Tiny white bumps are often known as milia. They appear on your face and refuse to pop no matter how hard you try. These bumps often appear to be hard, white cysts under the skin, so much so that picking at them has little to no effect. In fact, trying to pop milia will only leave your skin red, irritated and inflamed. The difference between this kind of pimple, compared to others, is that milia is not actually dirt, oil or grime, but trapped skin cells.

Treat it: Schedule an appointment with your dermatologist who will most likely extract it with a heated sterilized tool.


Keratosis Pilaris

Better known as chicken skin, this skin condition occurs as a build-up of the protein keratin (which protects the skin, hair and nails from infection and other harmful environmental toxins.
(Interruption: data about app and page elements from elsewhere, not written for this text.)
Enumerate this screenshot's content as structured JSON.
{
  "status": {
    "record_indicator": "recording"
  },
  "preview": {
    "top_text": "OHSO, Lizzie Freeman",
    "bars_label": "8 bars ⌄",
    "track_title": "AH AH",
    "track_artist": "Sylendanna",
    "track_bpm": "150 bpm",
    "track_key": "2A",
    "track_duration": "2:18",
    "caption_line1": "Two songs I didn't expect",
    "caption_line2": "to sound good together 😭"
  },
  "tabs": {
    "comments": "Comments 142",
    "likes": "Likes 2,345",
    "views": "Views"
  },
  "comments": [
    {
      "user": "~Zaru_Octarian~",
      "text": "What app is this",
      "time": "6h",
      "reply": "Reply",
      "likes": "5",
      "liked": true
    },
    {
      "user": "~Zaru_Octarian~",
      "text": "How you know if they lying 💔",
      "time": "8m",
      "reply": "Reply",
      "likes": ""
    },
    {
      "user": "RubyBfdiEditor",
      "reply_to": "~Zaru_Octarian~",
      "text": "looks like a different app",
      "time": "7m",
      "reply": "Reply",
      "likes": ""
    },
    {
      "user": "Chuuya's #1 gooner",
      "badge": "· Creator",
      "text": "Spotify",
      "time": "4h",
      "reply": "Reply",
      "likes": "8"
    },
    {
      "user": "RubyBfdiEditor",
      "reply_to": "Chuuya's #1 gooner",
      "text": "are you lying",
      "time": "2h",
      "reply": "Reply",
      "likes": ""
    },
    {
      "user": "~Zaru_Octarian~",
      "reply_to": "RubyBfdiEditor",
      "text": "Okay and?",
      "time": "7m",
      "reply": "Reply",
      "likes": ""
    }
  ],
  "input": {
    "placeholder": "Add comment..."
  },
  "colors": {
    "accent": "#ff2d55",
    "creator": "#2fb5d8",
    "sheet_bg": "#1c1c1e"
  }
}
The buildup forms a plug that blocks the opening of a hair follicle. Picking at the lesions can cause it to worsen and increase effects like redness and the potential for scarring as well.

Treat it: Use a chemical exfoliant that contains salicylic acid or glycolic acid, which will help calm inflammation down. If it doesn't go away, be sure to visit a dermatologist.


Cold sores

Touching these pesky bumps can cause them to spread, leading to the formation of another sore. Popping them also releases a blister-like fluid that contains the same virus, which can spread to other areas. As irritating as they may be, these blisters are caused by the herpes simplex virus which can be transmitted from one area of the body to another, through touching.

Treat it: Small sores generally heal over time with over-the-counter treatments. However, if you notice cold sores that are more frequent or spreading, seek professional treatment. Bear in mind that until the cold sore has become dormant, avoid kissing anyone, including your significant other.

Image Source


Cystic Acne

This type of pimple forms a red, tender nodule that is both painful and hard to treat. The inflammation that accompanies cystic acne can hinder the healing process, leading to permanent scarring that is difficult to eliminate.

Treat it: To treat the situation properly and eliminate scarring book an appointment with your dermatologist.



While blackheads are not as unsightly as red and inflamed spots, they can cause havoc on our complexion, especially when they colonize in pairs or groups. Just like whiteheads, blackheads are pores that become clogged with oil - except that the oil has oxidized after being exposed to the air, giving it a black or brownish hue. Squeezing blackheads forces the bacteria even deeper, causing trauma to the skin.

Treat it: Work the oil and dirt out of your face by using an exfoliating face wash.



While whiteheads may seem pretty easy to pick at, when squeezed whiteheads release a mix of acne bacteria, oil and skin cells. Therefore a tiny pop can result in spreading that bacteria throughout your face. Picking at a whitehead also forces the bacteria deep into your skin and it can also transfer more bacteria from your fingers to your face.

Treat it: Allow the acne to clear on its own. Your body knows how to repair this damage by producing collagen - a substance that gives the skin support.

Image Source



Sign Up Free
Did you mean:
Sign Up Free
Did you mean: